I was a jubilant as everyone else the night Obama was elected, but I know my political history and remain sceptical. I remember the euphoria we all felt upon Nelson Mandela’s release from Robben Island in 1990 and his election to President of South Africa four years later. I also remember the Structural Adjustment Policies that the World Bank and IMF imposed upon that country in return for granting loans to the ANC. Utilities were privatised and prices hiked, leaving basic amenities beyond the reach of the average poor South African. Like all revolutions (cf. American, French, Russian et al.), the top two tiers of power switched places, while little changed for the majority. And yes, I remember the words of Ghandi (or at least Ben Kingsley), that it better to be governed badly by your own people then governed well by a foreign power. Yet as bad as apartheid was, at least people could afford water.
Still, I am moderately optimistic regarding Obama’s Presidency. This isn’t 1997, when I can remember seeing Tony Blair on the news and having a moment of awareness that he was to become Prime Minster of Britain. In that instant, I realised the country was in deep trouble. With his every breath, Bliar managed to exceed even my low expectations.
I don’t expect America’s hypocrisy regarding Israel’s behaviour will change, it will continue to receive billions of dollars in military aid, and the blockade of Gaza will continue. Hundreds, thousands will die, but then 500,000 Iraqi children under the age five died during Bill Clinton’s Presidency and Madeline Albright, the woman who declared those deaths a worthwhile price for peace, is currently a national security adviser to the President Elect. Similar support will also continue for Egypt and Saudi Arabia, those twin bastions of freedom and democracy. Yet we will certainly see Guantanamo closed and the prisoners there released, or sent for trial in a recognised court on the mainland. One of the darkest chapters in American history will end on that day. We should also see US troops leave Iraq, universal healthcare, one of the pre-requisites of even a dysfunctional democracy, pushed to the fore, and conservation and global warming finally becoming federal issues.

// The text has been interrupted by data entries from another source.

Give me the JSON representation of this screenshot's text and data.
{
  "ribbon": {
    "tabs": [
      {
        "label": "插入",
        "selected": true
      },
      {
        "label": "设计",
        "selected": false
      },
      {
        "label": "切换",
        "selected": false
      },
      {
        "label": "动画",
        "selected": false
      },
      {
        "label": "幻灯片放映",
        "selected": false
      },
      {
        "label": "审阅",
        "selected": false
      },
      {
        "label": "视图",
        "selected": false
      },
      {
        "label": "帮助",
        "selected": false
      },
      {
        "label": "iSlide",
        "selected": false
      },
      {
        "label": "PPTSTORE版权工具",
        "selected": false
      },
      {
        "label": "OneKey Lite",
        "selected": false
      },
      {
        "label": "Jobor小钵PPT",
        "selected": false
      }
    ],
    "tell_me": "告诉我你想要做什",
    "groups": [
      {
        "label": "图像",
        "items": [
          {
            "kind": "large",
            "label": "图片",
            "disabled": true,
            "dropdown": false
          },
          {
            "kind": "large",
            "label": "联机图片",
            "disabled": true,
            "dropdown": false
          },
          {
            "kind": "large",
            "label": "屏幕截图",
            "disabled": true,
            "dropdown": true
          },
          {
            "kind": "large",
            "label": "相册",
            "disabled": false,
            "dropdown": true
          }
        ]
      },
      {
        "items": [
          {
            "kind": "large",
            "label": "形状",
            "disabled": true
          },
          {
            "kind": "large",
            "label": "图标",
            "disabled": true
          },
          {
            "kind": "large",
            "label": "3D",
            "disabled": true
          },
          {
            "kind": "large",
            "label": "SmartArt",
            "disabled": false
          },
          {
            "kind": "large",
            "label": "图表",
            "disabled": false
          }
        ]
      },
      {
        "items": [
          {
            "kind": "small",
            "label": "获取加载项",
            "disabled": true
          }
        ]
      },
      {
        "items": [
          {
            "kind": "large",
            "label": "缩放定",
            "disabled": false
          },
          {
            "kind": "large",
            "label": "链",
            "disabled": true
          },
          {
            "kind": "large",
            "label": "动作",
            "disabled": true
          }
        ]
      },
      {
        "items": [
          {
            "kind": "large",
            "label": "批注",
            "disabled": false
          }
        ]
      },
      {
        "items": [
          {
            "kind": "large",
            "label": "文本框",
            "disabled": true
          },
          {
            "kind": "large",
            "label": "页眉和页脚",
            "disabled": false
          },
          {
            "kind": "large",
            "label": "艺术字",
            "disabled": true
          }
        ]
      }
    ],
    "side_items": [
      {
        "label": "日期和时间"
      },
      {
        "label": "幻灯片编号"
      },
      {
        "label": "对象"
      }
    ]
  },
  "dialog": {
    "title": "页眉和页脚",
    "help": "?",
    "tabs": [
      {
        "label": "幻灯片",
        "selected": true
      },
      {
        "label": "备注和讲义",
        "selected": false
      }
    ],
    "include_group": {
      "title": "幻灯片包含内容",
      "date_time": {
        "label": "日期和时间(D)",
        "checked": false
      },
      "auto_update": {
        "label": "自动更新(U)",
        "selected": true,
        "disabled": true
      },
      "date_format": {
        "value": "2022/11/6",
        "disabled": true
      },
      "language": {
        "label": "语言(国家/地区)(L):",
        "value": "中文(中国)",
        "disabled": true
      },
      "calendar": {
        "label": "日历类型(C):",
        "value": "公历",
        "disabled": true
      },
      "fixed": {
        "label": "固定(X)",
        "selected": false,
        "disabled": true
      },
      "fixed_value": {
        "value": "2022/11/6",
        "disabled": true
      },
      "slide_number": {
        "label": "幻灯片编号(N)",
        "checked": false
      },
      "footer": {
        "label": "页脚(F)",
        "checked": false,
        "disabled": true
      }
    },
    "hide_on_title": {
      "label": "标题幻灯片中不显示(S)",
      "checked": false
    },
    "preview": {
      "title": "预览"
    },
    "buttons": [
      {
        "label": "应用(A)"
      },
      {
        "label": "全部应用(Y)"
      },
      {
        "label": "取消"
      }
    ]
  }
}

In the words of Churchill, "We may allow ourselves a brief period of rejoicing; but let us not forget for a moment the toil and efforts that lie ahead." This presidency will not be significantly better than any other, no parity will be established between the myriad minorities that make up the United States. Yet Obama’s relative inexperience, touted as his greatest weakness, will prove his greatest strength. He is less mired in the bureaucracy and corruption of Washington and more likely to push forward with his own agenda without being brainwashed into subsidising corporations with money fleeced from the very poorest.
So in summary, I am hopeful, which makes Obama unique amongst politicians in that he is the first in living memory not to fill me with contempt. That said, I end this article with the words of one of Obama’s predecessors, Thomas Jefferson: "The price of freedom is eternal vigilance." There is hope here, but let’s try to maintain a sense of perspective.